A guaranteed business interruption loan scheme has been included as part of the package of support for businesses affected by coronavirus which was announced by the UK Government on Friday 20 March.
Business interruption loans are available from Monday 23 March 2020 and therefore represent one of the earliest available lifelines for businesses which are struggling with the impact of the pandemic.
This note summarises the structure of the scheme and how to access the loans. More information is available at the British Business Bank.
Information in relation to the full package of support announced is available here.
Loans not grants
One point to emphasise is that the funds will be made available as loans and not grants, which means that the amounts advanced under the scheme are repayable.
Some of the support announced by the Government is to be in the form of grants which are not repayable, in particular the proposed Job Retention Scheme (see below).
Is a Business Interruption Loan the most appropriate scheme?
The Government has announced other schemes, in addition to the Business Interruption Loans. Most notably a Job Retention Scheme has been announced under which HMRC will reimburse up to 80% of payroll costs for furloughed workers. (This was announced by the Chancellor as a grant rather than a loan).
As such if your business qualifies for the Job Retention Scheme and most of the costs you are concerned about are payroll costs then the Job Retention Scheme may be more appropriate. A business can apply (and may need to apply) for both a Business Interruption Loan and under the Job Retention Scheme. The Government has confirmed that businesses can apply under more than one scheme.
There are also various tax deferrals and reliefs announced including rates relief for affected businesses and VAT deferral which may also offer some support.
What kinds of businesses are eligible for a Business Interruption Loan?
Unlike some of the other schemes and reliefs announced the Business Interruption Loans are not limited to businesses from directly affected sectors (e.g. hospitality, restaurants, travel). Any 'smaller business' from any sector can qualify for a guaranteed Business Interruption Loan provided that:
- they have turnover of less than £45 million
- they have a borrowing proposal which would be viable but for the pandemic which the lender believes will allow the business to trade out of any small-to-medium term difficulty
The second criterion does leave open some discretion to lenders to determine whether a proposal for a Business Interruption Loan is 'viable' but we would hope that lenders are asked to apply this discretion reasonably with a view to ensuring liquidity in the economy.
Who are the lenders?
There are 40 accredited lenders and the applications of additional lenders are being accelerated so they can facilitate loans under the scheme. Details of the lenders are available here.
The lenders include major clearing banks (HSBC, NatWest, Barclays) and also a number of smaller or sector-specific lenders.
What kind of loans are available?
The scheme does not apply to a specific product, and a Business Interruption Loan can be a standard term loan, an overdraft or an invoice financing facility.
The idea is to make existing products more easily available to businesses by offering a guarantee from the Government.
Is there any help with repayments?
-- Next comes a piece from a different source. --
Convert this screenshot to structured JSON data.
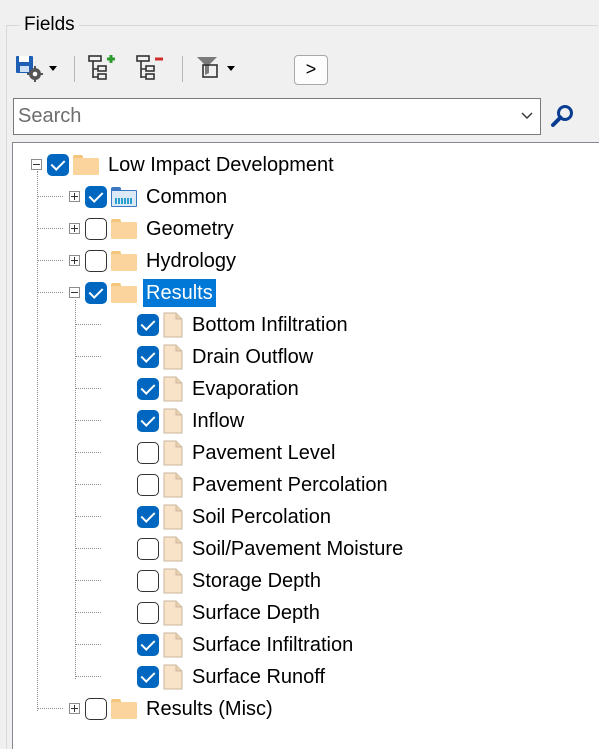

The scheme is not a grant and as such the loans are repayable, and you may be concerned about having the cashflow to fund the repayments. There is some further assistance with repayments. The Government will cover the first 12 months of interest payments and lender fees. This means that the initial repayments for a term loan should be lower (as they will include only the principal amount and not the interest) and there should be no up-front fees.
Are there any limitations on the scheme?
Loans covered by the scheme are up to £5 million.
The maximum repayment period for loans is six years and for overdraft and invoice finance facilities is three years.
Will loans be secured?
Loans of up to £250,000 can be made under the scheme on an unsecured basis (but interest rates may be higher). For loans of above £250,000 the lender is required to undertake some due diligence to verify that security is not available before they lend under the scheme.
Accordingly if the priority is to relieve cash-flow in the short term then funds may be advanced more quickly for a loan of less than £250,000.